> _About this task_
Copy every entry below exactly, and keep out the pictures.

== Provided material

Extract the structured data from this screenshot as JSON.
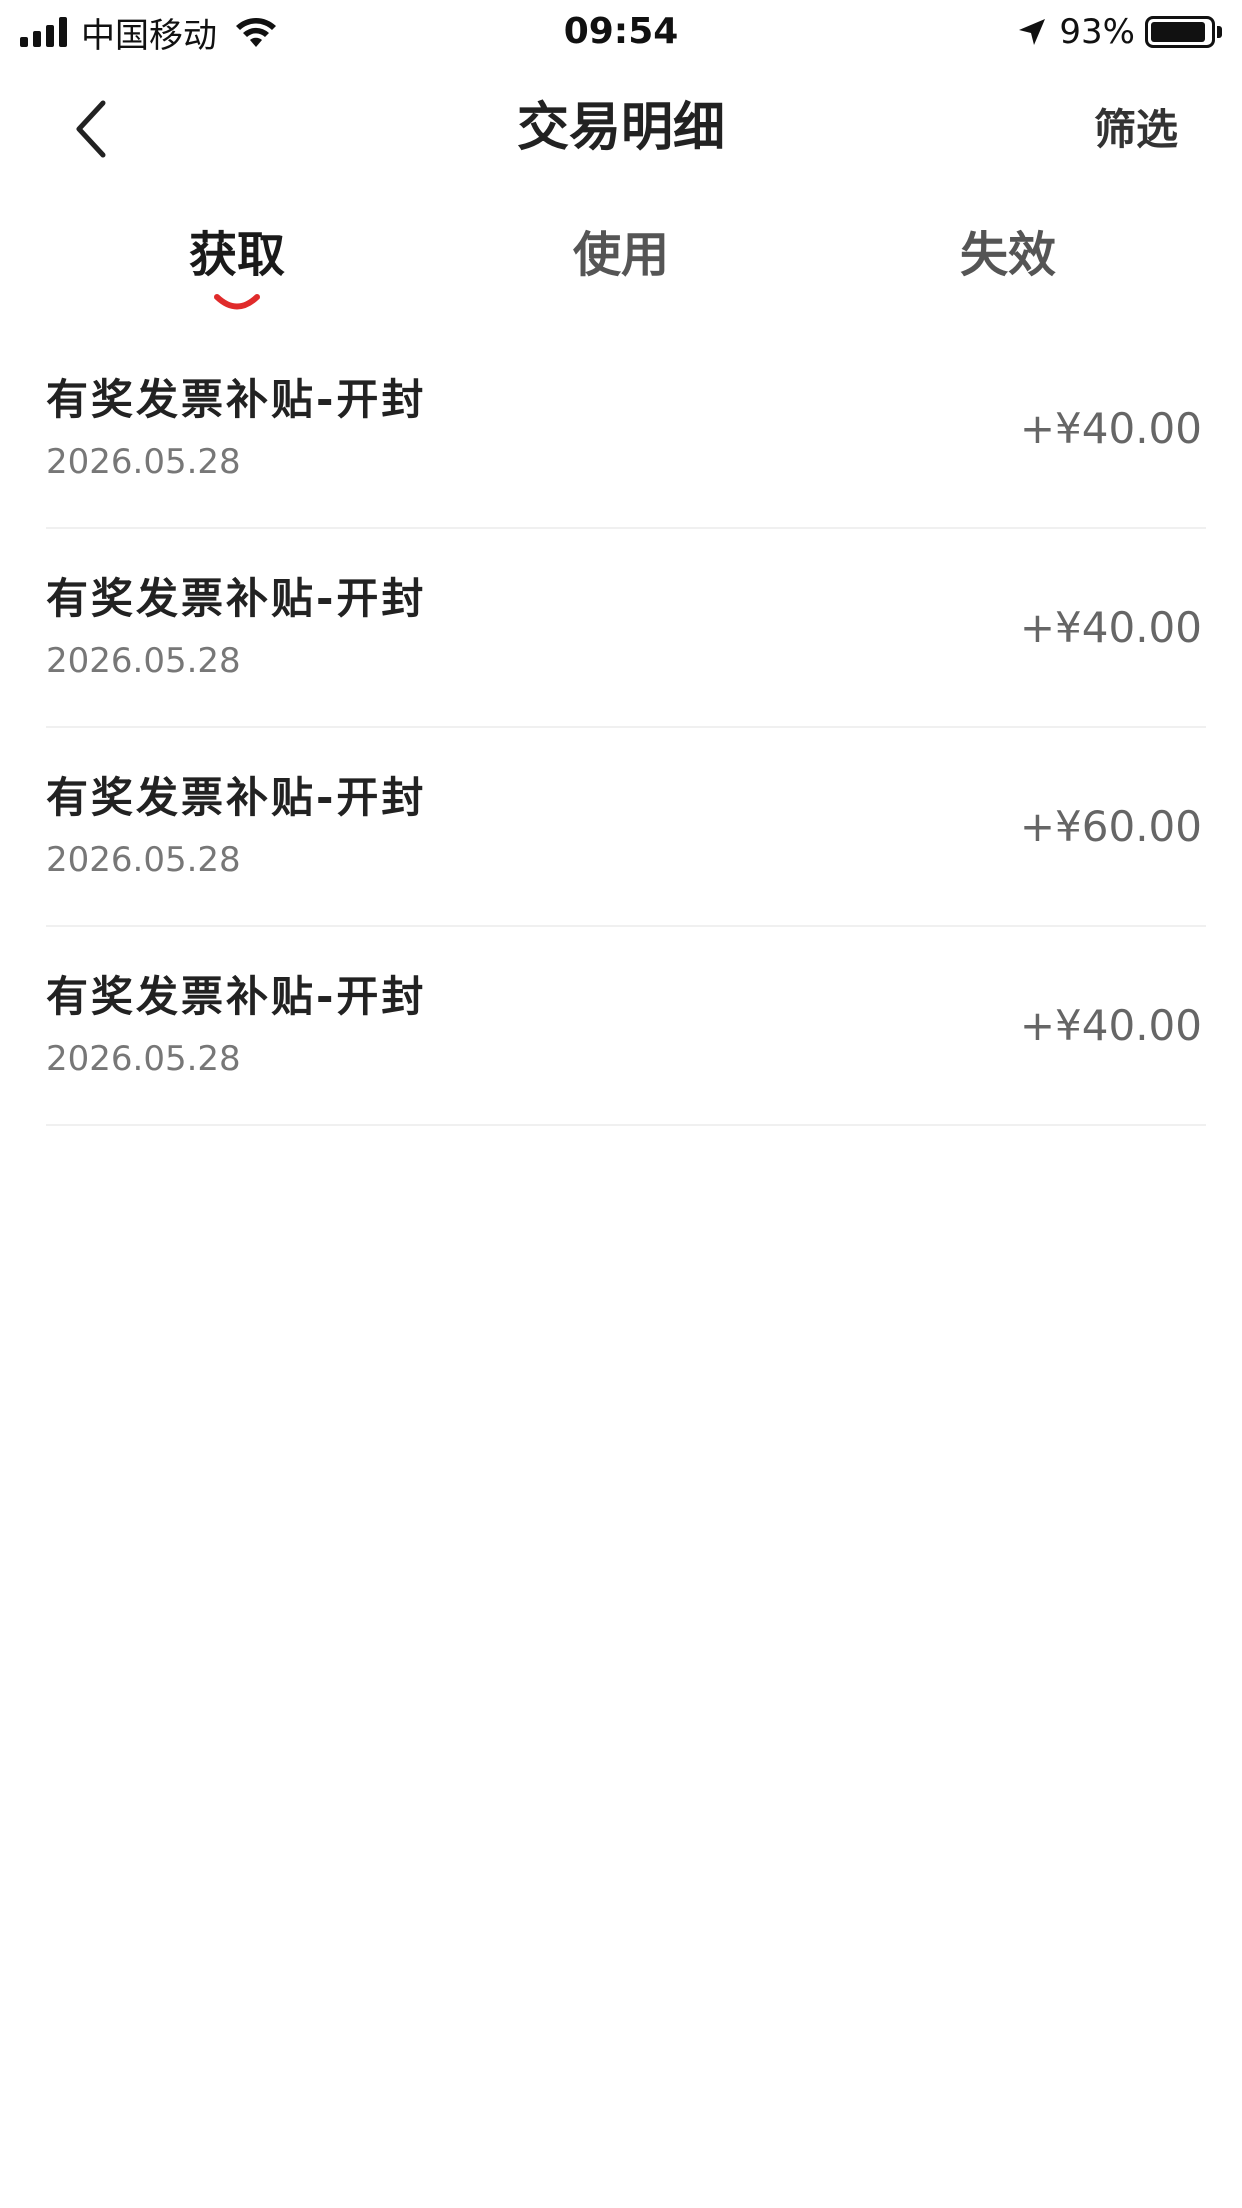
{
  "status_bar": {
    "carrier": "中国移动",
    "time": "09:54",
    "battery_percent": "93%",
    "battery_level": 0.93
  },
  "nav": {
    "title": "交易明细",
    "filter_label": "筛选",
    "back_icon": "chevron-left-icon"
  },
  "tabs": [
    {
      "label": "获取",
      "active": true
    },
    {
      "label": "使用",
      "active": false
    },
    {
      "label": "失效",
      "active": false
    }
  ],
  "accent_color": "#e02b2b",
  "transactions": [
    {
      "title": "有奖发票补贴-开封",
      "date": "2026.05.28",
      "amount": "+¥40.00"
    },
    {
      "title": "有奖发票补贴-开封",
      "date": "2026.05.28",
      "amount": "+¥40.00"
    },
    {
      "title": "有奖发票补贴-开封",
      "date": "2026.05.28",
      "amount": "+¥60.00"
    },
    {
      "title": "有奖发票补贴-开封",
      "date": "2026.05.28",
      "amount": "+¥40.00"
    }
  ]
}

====

> _Task answer_
Extract the structured data from this screenshot as JSON.
{
  "status_bar": {
    "carrier": "中国移动",
    "time": "09:54",
    "battery_percent": "93%",
    "battery_level": 0.93
  },
  "nav": {
    "title": "交易明细",
    "filter_label": "筛选",
    "back_icon": "chevron-left-icon"
  },
  "tabs": [
    {
      "label": "获取",
      "active": true
    },
    {
      "label": "使用",
      "active": false
    },
    {
      "label": "失效",
      "active": false
    }
  ],
  "accent_color": "#e02b2b",
  "transactions": [
    {
      "title": "有奖发票补贴-开封",
      "date": "2026.05.28",
      "amount": "+¥40.00"
    },
    {
      "title": "有奖发票补贴-开封",
      "date": "2026.05.28",
      "amount": "+¥40.00"
    },
    {
      "title": "有奖发票补贴-开封",
      "date": "2026.05.28",
      "amount": "+¥60.00"
    },
    {
      "title": "有奖发票补贴-开封",
      "date": "2026.05.28",
      "amount": "+¥40.00"
    }
  ]
}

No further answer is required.